Metal detector finds are an example of an exception to the general rule "never clean coins". Keep them uncleaned and you might have an "interesting historical artifact", but you don't really have a "coin" - especially if it's unidentifiable as to country, denomination and date.
Acids (including tomato juice) are towards the "strong" end of cleaning agents. Acetone is towards the "weak" end, as it only removes organic "goo" and leaves the metal and any metal corrosion by-products alone. This coin was covered in green corrosion by-products; acetone would have done nothing.
Quote: Actually, I rather prefer amonia + soap water and boil it for few min.
Ammonia and soap-water are also "weak"; I do not know how they work when mixed together and boiled. I do know concentrated ammonia alone, on copper/bronze coins, tends to leave an ugly, bright orange discolouration once the corrosion is removed. This Romania 10 lei coin is made of "nickel-brass", and so would probably also have enough copper in it to turn orange too. I think you made the right choice in going straight to mild acid.
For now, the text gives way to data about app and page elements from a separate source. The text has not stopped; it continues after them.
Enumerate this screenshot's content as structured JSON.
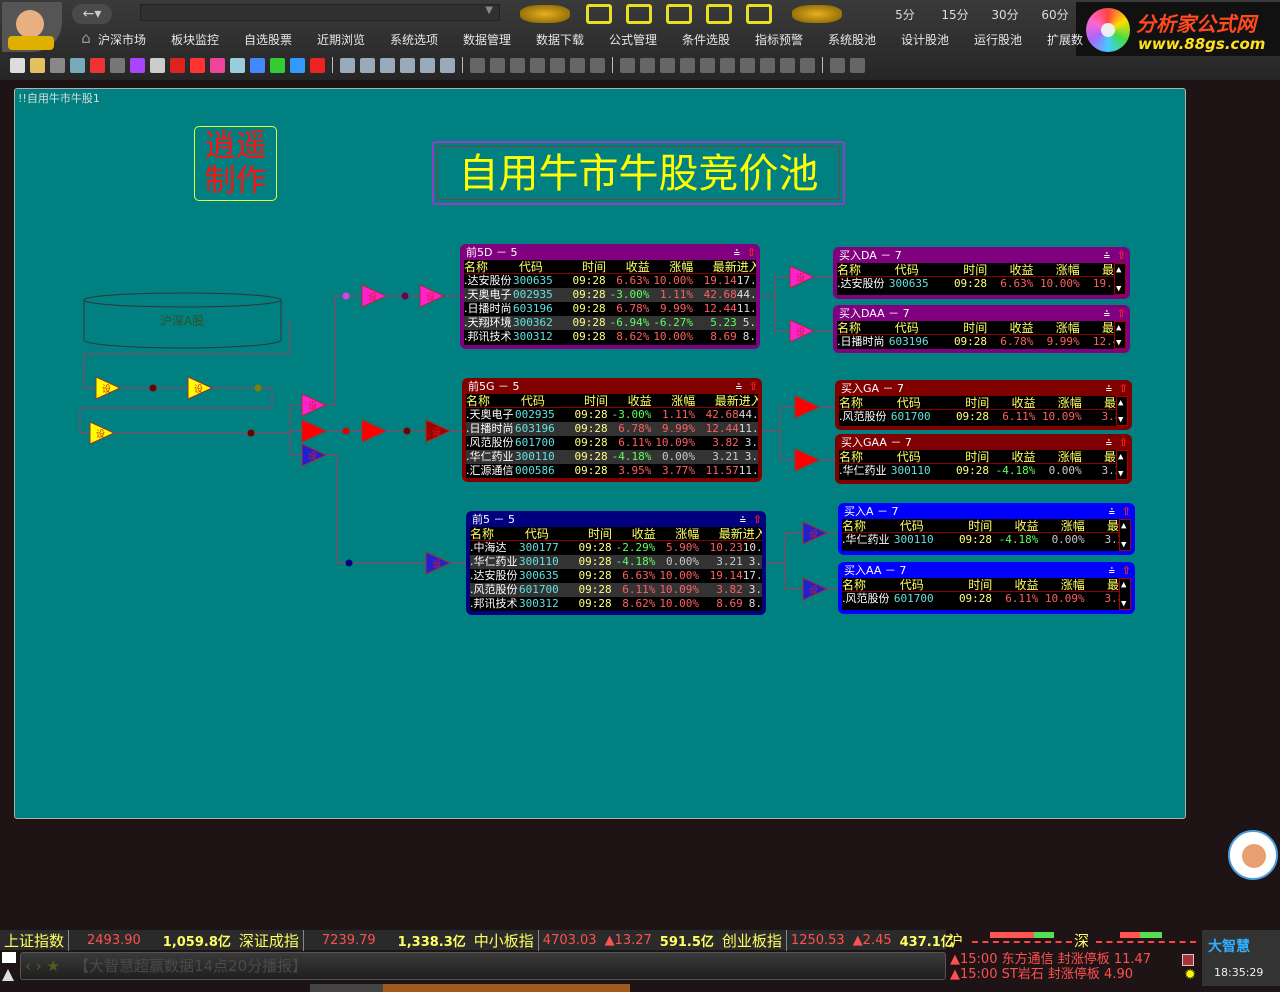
{
  "topbar": {
    "nav_back": "←▾",
    "address_dropdown": "▼",
    "timeframes": [
      "5分",
      "15分",
      "30分",
      "60分"
    ],
    "brand": {
      "name": "分析家公式网",
      "url": "www.88gs.com"
    },
    "menu": [
      "沪深市场",
      "板块监控",
      "自选股票",
      "近期浏览",
      "系统选项",
      "数据管理",
      "数据下载",
      "公式管理",
      "条件选股",
      "指标预警",
      "系统股池",
      "设计股池",
      "运行股池",
      "扩展数"
    ],
    "toolbar_icons": [
      "new-file",
      "open-folder",
      "save",
      "properties",
      "delete",
      "swap",
      "grid",
      "inspect",
      "run",
      "pointer",
      "cylinder",
      "document",
      "play",
      "trash",
      "arrow",
      "numbering",
      "|",
      "text",
      "rect",
      "rounded-rect",
      "circle",
      "triangle",
      "line",
      "|",
      "zoom",
      "fill",
      "square",
      "table",
      "font",
      "copy",
      "paste",
      "|",
      "align-left",
      "align-right",
      "align-center",
      "align-top",
      "align-middle",
      "align-bottom",
      "distribute-h",
      "distribute-v",
      "same-width",
      "same-height",
      "|",
      "fit",
      "close"
    ]
  },
  "canvas": {
    "title": "!!自用牛市牛股1",
    "stamp": [
      "逍遥",
      "制作"
    ],
    "main_title": "自用牛市牛股竞价池",
    "source_label": "沪深A股",
    "node_label": "设",
    "colors": {
      "background": "#008080",
      "purple": "#800080",
      "darkred": "#800000",
      "navy": "#000080",
      "blue": "#0000ff"
    }
  },
  "panels": [
    {
      "title": "前5D － 5",
      "color": "#800080",
      "cols": [
        "名称",
        "代码",
        "时间",
        "收益",
        "涨幅",
        "最新",
        "进入"
      ],
      "rows": [
        [
          ".达安股份",
          "300635",
          "09:28",
          "6.63%",
          "10.00%",
          "19.14",
          "17."
        ],
        [
          ".天奥电子",
          "002935",
          "09:28",
          "-3.00%",
          "1.11%",
          "42.68",
          "44."
        ],
        [
          ".日播时尚",
          "603196",
          "09:28",
          "6.78%",
          "9.99%",
          "12.44",
          "11."
        ],
        [
          ".天翔环境",
          "300362",
          "09:28",
          "-6.94%",
          "-6.27%",
          "5.23",
          "5."
        ],
        [
          ".邦讯技术",
          "300312",
          "09:28",
          "8.62%",
          "10.00%",
          "8.69",
          "8."
        ]
      ]
    },
    {
      "title": "前5G － 5",
      "color": "#800000",
      "cols": [
        "名称",
        "代码",
        "时间",
        "收益",
        "涨幅",
        "最新",
        "进入"
      ],
      "rows": [
        [
          ".天奥电子",
          "002935",
          "09:28",
          "-3.00%",
          "1.11%",
          "42.68",
          "44."
        ],
        [
          ".日播时尚",
          "603196",
          "09:28",
          "6.78%",
          "9.99%",
          "12.44",
          "11."
        ],
        [
          ".风范股份",
          "601700",
          "09:28",
          "6.11%",
          "10.09%",
          "3.82",
          "3."
        ],
        [
          ".华仁药业",
          "300110",
          "09:28",
          "-4.18%",
          "0.00%",
          "3.21",
          "3."
        ],
        [
          ".汇源通信",
          "000586",
          "09:28",
          "3.95%",
          "3.77%",
          "11.57",
          "11."
        ]
      ]
    },
    {
      "title": "前5 － 5",
      "color": "#000080",
      "cols": [
        "名称",
        "代码",
        "时间",
        "收益",
        "涨幅",
        "最新",
        "进入"
      ],
      "rows": [
        [
          ".中海达",
          "300177",
          "09:28",
          "-2.29%",
          "5.90%",
          "10.23",
          "10."
        ],
        [
          ".华仁药业",
          "300110",
          "09:28",
          "-4.18%",
          "0.00%",
          "3.21",
          "3."
        ],
        [
          ".达安股份",
          "300635",
          "09:28",
          "6.63%",
          "10.00%",
          "19.14",
          "17."
        ],
        [
          ".风范股份",
          "601700",
          "09:28",
          "6.11%",
          "10.09%",
          "3.82",
          "3."
        ],
        [
          ".邦讯技术",
          "300312",
          "09:28",
          "8.62%",
          "10.00%",
          "8.69",
          "8."
        ]
      ]
    },
    {
      "title": "买入DA － 7",
      "color": "#800080",
      "cols": [
        "名称",
        "代码",
        "时间",
        "收益",
        "涨幅",
        "最新"
      ],
      "rows": [
        [
          ".达安股份",
          "300635",
          "09:28",
          "6.63%",
          "10.00%",
          "19.14"
        ]
      ]
    },
    {
      "title": "买入DAA － 7",
      "color": "#800080",
      "cols": [
        "名称",
        "代码",
        "时间",
        "收益",
        "涨幅",
        "最新"
      ],
      "rows": [
        [
          ".日播时尚",
          "603196",
          "09:28",
          "6.78%",
          "9.99%",
          "12.44"
        ]
      ]
    },
    {
      "title": "买入GA － 7",
      "color": "#800000",
      "cols": [
        "名称",
        "代码",
        "时间",
        "收益",
        "涨幅",
        "最新"
      ],
      "rows": [
        [
          ".风范股份",
          "601700",
          "09:28",
          "6.11%",
          "10.09%",
          "3.82"
        ]
      ]
    },
    {
      "title": "买入GAA － 7",
      "color": "#800000",
      "cols": [
        "名称",
        "代码",
        "时间",
        "收益",
        "涨幅",
        "最新"
      ],
      "rows": [
        [
          ".华仁药业",
          "300110",
          "09:28",
          "-4.18%",
          "0.00%",
          "3.21"
        ]
      ]
    },
    {
      "title": "买入A － 7",
      "color": "#0000ff",
      "cols": [
        "名称",
        "代码",
        "时间",
        "收益",
        "涨幅",
        "最新"
      ],
      "rows": [
        [
          ".华仁药业",
          "300110",
          "09:28",
          "-4.18%",
          "0.00%",
          "3.21"
        ]
      ]
    },
    {
      "title": "买入AA － 7",
      "color": "#0000ff",
      "cols": [
        "名称",
        "代码",
        "时间",
        "收益",
        "涨幅",
        "最新"
      ],
      "rows": [
        [
          ".风范股份",
          "601700",
          "09:28",
          "6.11%",
          "10.09%",
          "3.82"
        ]
      ]
    }
  ],
  "statusbar": {
    "indices": [
      {
        "name": "上证指数",
        "value": "2493.90",
        "change": "",
        "volume": "1,059.8亿"
      },
      {
        "name": "深证成指",
        "value": "7239.79",
        "change": "",
        "volume": "1,338.3亿"
      },
      {
        "name": "中小板指",
        "value": "4703.03",
        "change": "▲13.27",
        "volume": "591.5亿"
      },
      {
        "name": "创业板指",
        "value": "1250.53",
        "change": "▲2.45",
        "volume": "437.1亿"
      }
    ],
    "market_sh": "沪",
    "market_sz": "深",
    "ticker_nav": "‹ › ★",
    "ticker": "【大智慧超赢数据14点20分播报】",
    "alerts": [
      "▲15:00 东方通信 封涨停板 11.47",
      "▲15:00 ST岩石  封涨停板 4.90"
    ],
    "app_logo": "大智慧",
    "clock": "18:35:29"
  }
}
Don't say "infinitely" when you mean "very"; otherwise, you'll have no word left when you want to talk about something really infinite. - C. S. Lewis